» Problem to solve: Each record needs to be retyped exactly, though its pictures should not appear.

» Input for this task:
▬▬▬
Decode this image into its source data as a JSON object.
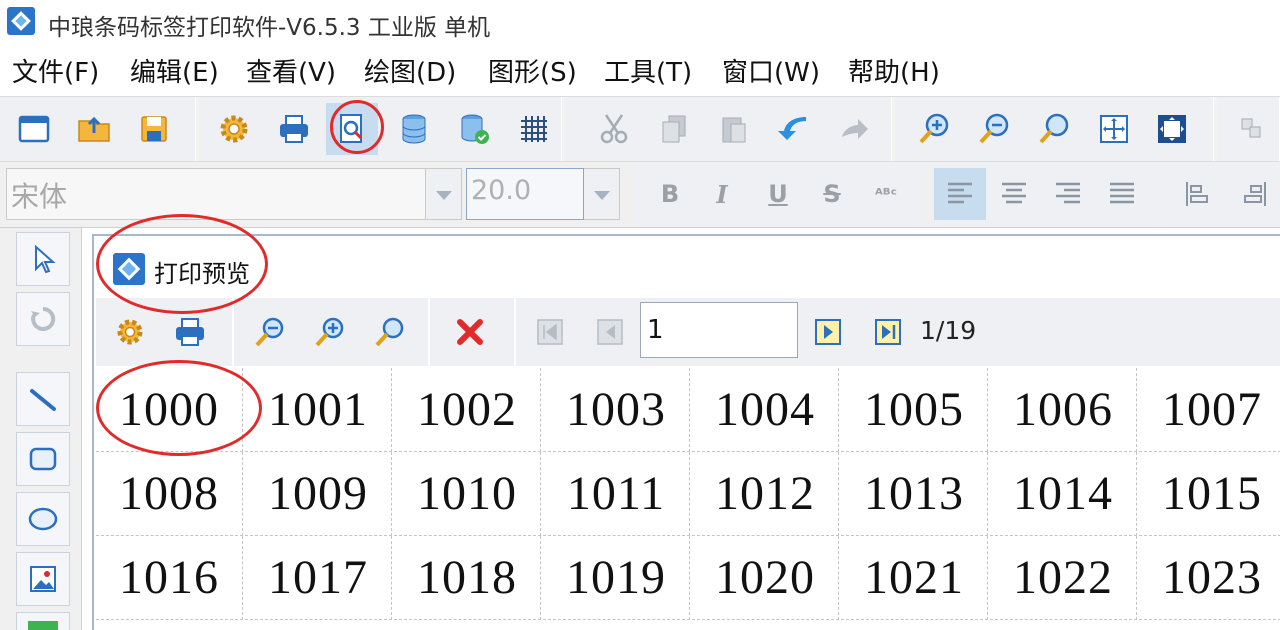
{
  "window": {
    "title": "中琅条码标签打印软件-V6.5.3 工业版 单机"
  },
  "menu": {
    "items": [
      "文件(F)",
      "编辑(E)",
      "查看(V)",
      "绘图(D)",
      "图形(S)",
      "工具(T)",
      "窗口(W)",
      "帮助(H)"
    ]
  },
  "toolbar": {
    "buttons": [
      "new-doc-icon",
      "open-folder-icon",
      "save-icon",
      "settings-gear-icon",
      "print-icon",
      "print-preview-icon",
      "database-icon",
      "database-connect-icon",
      "grid-icon",
      "cut-icon",
      "copy-icon",
      "paste-icon",
      "undo-icon",
      "redo-icon",
      "zoom-in-icon",
      "zoom-out-icon",
      "zoom-icon",
      "fit-page-icon",
      "fit-width-icon",
      "group-icon"
    ],
    "highlight": "print-preview-icon"
  },
  "format_bar": {
    "font_name": "宋体",
    "font_size": "20.0",
    "bold": "B",
    "italic": "I",
    "underline": "U",
    "strike": "S",
    "abc": "ᴬᴮᶜ"
  },
  "preview": {
    "title": "打印预览",
    "page_input": "1",
    "page_count": "1/19"
  },
  "labels": [
    "1000",
    "1001",
    "1002",
    "1003",
    "1004",
    "1005",
    "1006",
    "1007",
    "1008",
    "1009",
    "1010",
    "1011",
    "1012",
    "1013",
    "1014",
    "1015",
    "1016",
    "1017",
    "1018",
    "1019",
    "1020",
    "1021",
    "1022",
    "1023"
  ],
  "colors": {
    "accent_red": "#e02b2b",
    "toolbar_bg": "#eef0f3",
    "active_blue": "#c8dcf0"
  }
}
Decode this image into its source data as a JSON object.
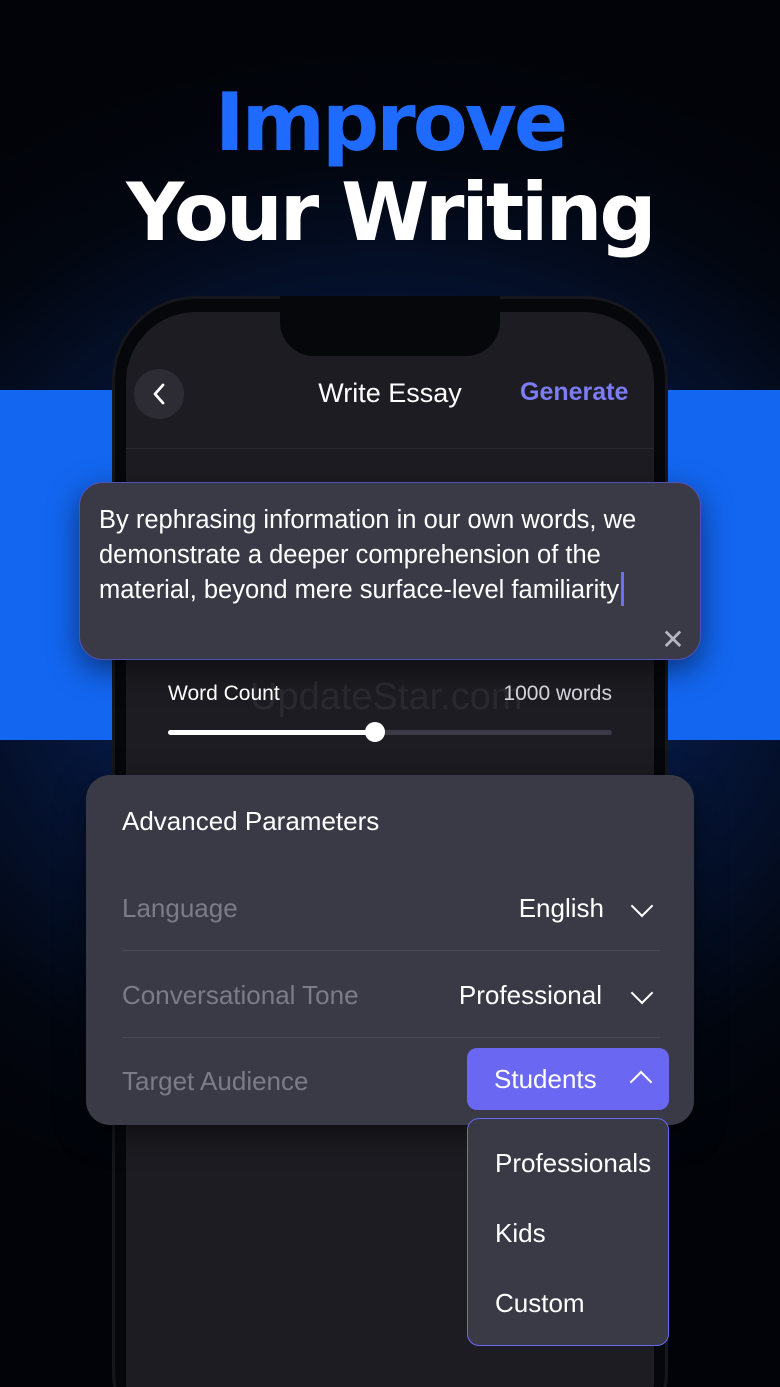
{
  "headline": {
    "line1": "Improve",
    "line2": "Your Writing"
  },
  "nav": {
    "title": "Write Essay",
    "generate_label": "Generate"
  },
  "essay": {
    "text": "By rephrasing information in our own words, we demonstrate a deeper comprehension of the material, beyond mere surface-level familiarity"
  },
  "word_count": {
    "label": "Word Count",
    "value_text": "1000 words",
    "slider_fraction": 0.466
  },
  "watermark": "UpdateStar.com",
  "advanced": {
    "title": "Advanced Parameters",
    "language": {
      "label": "Language",
      "value": "English"
    },
    "tone": {
      "label": "Conversational Tone",
      "value": "Professional"
    },
    "audience": {
      "label": "Target Audience",
      "value": "Students",
      "options": [
        "Professionals",
        "Kids",
        "Custom"
      ]
    }
  },
  "colors": {
    "accent": "#6a67f2",
    "brand_blue": "#1f6bff",
    "card": "#3a3946",
    "screen": "#1d1c22"
  }
}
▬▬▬
» Result of the task:
Decode this image into its source data as a JSON object.
{
  "window": {
    "title": "中琅条码标签打印软件-V6.5.3 工业版 单机"
  },
  "menu": {
    "items": [
      "文件(F)",
      "编辑(E)",
      "查看(V)",
      "绘图(D)",
      "图形(S)",
      "工具(T)",
      "窗口(W)",
      "帮助(H)"
    ]
  },
  "toolbar": {
    "buttons": [
      "new-doc-icon",
      "open-folder-icon",
      "save-icon",
      "settings-gear-icon",
      "print-icon",
      "print-preview-icon",
      "database-icon",
      "database-connect-icon",
      "grid-icon",
      "cut-icon",
      "copy-icon",
      "paste-icon",
      "undo-icon",
      "redo-icon",
      "zoom-in-icon",
      "zoom-out-icon",
      "zoom-icon",
      "fit-page-icon",
      "fit-width-icon",
      "group-icon"
    ],
    "highlight": "print-preview-icon"
  },
  "format_bar": {
    "font_name": "宋体",
    "font_size": "20.0",
    "bold": "B",
    "italic": "I",
    "underline": "U",
    "strike": "S",
    "abc": "ᴬᴮᶜ"
  },
  "preview": {
    "title": "打印预览",
    "page_input": "1",
    "page_count": "1/19"
  },
  "labels": [
    "1000",
    "1001",
    "1002",
    "1003",
    "1004",
    "1005",
    "1006",
    "1007",
    "1008",
    "1009",
    "1010",
    "1011",
    "1012",
    "1013",
    "1014",
    "1015",
    "1016",
    "1017",
    "1018",
    "1019",
    "1020",
    "1021",
    "1022",
    "1023"
  ],
  "colors": {
    "accent_red": "#e02b2b",
    "toolbar_bg": "#eef0f3",
    "active_blue": "#c8dcf0"
  }
}
Decode this image into its source data as a JSON object.
{
  "headline": {
    "line1": "Improve",
    "line2": "Your Writing"
  },
  "nav": {
    "title": "Write Essay",
    "generate_label": "Generate"
  },
  "essay": {
    "text": "By rephrasing information in our own words, we demonstrate a deeper comprehension of the material, beyond mere surface-level familiarity"
  },
  "word_count": {
    "label": "Word Count",
    "value_text": "1000 words",
    "slider_fraction": 0.466
  },
  "watermark": "UpdateStar.com",
  "advanced": {
    "title": "Advanced Parameters",
    "language": {
      "label": "Language",
      "value": "English"
    },
    "tone": {
      "label": "Conversational Tone",
      "value": "Professional"
    },
    "audience": {
      "label": "Target Audience",
      "value": "Students",
      "options": [
        "Professionals",
        "Kids",
        "Custom"
      ]
    }
  },
  "colors": {
    "accent": "#6a67f2",
    "brand_blue": "#1f6bff",
    "card": "#3a3946",
    "screen": "#1d1c22"
  }
}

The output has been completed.